**Activity:** Filter the records for lines holding the string "this".

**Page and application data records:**
★ ★ ★ ★

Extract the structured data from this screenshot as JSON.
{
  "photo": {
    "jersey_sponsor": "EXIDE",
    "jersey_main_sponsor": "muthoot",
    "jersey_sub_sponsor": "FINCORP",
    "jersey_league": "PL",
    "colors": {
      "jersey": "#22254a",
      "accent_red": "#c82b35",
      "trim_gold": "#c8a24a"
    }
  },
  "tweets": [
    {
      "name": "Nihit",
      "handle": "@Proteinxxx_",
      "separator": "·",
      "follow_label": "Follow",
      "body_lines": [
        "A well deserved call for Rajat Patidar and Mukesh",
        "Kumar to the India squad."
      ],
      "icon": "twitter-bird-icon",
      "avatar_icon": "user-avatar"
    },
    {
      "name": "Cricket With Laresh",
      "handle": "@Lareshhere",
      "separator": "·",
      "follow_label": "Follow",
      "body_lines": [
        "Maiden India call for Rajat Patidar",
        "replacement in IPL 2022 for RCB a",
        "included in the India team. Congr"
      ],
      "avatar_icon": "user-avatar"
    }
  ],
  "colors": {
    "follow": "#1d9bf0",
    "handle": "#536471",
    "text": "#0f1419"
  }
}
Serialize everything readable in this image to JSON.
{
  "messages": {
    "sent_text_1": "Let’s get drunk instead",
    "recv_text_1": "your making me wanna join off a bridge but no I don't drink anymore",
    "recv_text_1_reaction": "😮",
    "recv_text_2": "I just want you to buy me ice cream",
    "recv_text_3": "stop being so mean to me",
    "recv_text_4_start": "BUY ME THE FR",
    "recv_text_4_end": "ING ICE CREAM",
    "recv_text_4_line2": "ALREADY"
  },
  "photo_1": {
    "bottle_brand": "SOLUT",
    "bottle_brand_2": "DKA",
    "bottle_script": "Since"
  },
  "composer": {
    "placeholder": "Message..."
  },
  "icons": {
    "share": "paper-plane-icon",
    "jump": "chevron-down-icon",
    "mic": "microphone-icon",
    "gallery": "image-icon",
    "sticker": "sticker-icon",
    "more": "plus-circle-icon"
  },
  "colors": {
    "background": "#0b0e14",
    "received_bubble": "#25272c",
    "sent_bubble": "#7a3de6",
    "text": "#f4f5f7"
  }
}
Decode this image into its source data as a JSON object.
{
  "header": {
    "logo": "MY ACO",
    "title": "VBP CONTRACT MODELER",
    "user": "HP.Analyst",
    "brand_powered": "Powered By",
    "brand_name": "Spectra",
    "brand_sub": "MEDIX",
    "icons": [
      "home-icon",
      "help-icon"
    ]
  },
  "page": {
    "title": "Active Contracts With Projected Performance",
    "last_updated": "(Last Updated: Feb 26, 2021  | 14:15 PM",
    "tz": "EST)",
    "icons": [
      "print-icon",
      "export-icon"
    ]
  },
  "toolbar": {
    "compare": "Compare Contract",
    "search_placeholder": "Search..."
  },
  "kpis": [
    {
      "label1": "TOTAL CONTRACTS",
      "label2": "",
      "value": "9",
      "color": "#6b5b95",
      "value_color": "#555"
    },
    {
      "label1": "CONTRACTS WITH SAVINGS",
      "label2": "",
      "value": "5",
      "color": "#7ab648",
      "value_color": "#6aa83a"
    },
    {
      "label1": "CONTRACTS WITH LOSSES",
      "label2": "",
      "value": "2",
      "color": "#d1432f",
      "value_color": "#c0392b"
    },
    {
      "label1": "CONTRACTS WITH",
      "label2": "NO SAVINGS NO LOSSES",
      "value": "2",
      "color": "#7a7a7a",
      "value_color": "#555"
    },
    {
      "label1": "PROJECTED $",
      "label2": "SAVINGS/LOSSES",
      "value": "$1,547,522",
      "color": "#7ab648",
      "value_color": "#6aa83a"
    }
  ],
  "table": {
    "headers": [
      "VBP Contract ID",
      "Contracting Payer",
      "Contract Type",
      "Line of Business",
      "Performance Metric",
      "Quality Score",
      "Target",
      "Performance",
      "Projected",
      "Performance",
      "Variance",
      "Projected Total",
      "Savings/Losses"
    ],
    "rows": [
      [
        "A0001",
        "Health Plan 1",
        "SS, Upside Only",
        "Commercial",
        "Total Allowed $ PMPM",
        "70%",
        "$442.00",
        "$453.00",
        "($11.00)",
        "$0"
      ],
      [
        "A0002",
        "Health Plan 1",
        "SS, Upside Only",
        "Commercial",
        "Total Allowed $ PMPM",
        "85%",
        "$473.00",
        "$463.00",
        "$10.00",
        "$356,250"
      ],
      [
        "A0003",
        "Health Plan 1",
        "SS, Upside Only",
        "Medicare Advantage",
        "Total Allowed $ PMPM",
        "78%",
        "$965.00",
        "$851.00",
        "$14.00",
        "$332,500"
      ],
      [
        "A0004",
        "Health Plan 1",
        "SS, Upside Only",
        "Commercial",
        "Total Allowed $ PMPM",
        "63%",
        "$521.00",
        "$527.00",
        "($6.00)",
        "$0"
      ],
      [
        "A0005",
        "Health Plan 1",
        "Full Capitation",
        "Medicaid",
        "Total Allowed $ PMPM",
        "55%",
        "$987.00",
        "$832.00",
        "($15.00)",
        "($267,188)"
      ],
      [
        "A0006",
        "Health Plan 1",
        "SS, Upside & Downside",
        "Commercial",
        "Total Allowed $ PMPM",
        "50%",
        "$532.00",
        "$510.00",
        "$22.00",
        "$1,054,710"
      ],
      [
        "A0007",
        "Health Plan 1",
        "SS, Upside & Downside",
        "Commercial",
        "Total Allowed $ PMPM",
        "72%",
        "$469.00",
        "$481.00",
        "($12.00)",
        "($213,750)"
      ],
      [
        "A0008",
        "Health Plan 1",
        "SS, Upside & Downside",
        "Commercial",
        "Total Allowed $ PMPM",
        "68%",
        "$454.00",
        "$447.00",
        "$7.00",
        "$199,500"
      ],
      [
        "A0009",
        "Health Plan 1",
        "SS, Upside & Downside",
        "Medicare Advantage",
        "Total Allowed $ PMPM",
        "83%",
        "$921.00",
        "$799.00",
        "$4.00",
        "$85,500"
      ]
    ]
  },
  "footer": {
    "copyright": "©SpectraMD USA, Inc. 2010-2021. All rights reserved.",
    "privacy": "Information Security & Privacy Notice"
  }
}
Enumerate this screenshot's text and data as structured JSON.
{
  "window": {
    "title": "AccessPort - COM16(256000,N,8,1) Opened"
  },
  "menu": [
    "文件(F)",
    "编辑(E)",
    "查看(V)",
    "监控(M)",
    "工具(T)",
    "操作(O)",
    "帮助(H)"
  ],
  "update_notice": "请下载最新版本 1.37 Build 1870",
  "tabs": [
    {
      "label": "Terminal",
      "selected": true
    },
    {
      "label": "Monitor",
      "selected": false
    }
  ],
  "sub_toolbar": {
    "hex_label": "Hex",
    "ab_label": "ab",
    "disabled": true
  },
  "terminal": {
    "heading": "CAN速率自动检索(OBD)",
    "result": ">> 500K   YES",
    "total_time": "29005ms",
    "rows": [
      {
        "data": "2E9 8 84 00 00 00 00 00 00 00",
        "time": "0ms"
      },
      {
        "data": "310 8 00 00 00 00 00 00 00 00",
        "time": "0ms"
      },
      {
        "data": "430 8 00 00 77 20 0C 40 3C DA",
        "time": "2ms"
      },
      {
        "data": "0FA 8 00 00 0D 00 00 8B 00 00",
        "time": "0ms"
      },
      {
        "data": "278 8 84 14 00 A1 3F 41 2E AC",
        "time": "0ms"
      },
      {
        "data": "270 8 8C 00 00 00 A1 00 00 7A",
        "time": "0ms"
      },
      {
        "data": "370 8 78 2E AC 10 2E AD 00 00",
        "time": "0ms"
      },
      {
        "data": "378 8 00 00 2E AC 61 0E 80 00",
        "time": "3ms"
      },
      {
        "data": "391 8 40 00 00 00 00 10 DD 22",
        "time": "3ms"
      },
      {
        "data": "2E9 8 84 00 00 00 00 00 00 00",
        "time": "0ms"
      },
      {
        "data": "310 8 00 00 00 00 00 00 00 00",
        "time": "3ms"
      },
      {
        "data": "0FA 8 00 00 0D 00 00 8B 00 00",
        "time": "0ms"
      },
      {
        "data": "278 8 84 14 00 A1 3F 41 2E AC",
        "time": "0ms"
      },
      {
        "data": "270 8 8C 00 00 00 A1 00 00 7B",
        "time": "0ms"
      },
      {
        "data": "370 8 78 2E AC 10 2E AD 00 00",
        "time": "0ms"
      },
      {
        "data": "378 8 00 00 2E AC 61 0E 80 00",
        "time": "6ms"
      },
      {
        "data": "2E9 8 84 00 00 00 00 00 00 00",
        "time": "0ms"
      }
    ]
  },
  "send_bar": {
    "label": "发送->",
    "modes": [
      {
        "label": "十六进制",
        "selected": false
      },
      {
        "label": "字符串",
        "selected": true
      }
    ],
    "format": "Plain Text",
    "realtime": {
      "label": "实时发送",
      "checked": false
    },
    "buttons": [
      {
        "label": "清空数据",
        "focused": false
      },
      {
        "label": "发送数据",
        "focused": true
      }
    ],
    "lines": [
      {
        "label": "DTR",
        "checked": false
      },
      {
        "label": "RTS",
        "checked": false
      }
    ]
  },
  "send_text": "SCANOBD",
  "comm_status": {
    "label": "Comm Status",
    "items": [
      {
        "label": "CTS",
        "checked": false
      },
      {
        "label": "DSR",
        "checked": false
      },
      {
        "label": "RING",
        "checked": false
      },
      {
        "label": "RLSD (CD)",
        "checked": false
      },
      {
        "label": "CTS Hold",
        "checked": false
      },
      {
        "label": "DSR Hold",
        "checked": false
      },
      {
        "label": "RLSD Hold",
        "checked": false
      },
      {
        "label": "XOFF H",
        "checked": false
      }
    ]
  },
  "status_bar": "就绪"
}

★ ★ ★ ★

**Task output:**
Extract the structured data from this screenshot as JSON.
Serialize everything readable in this image to JSON.
Decode this image into its source data as a JSON object.
Enumerate this screenshot's text and data as structured JSON.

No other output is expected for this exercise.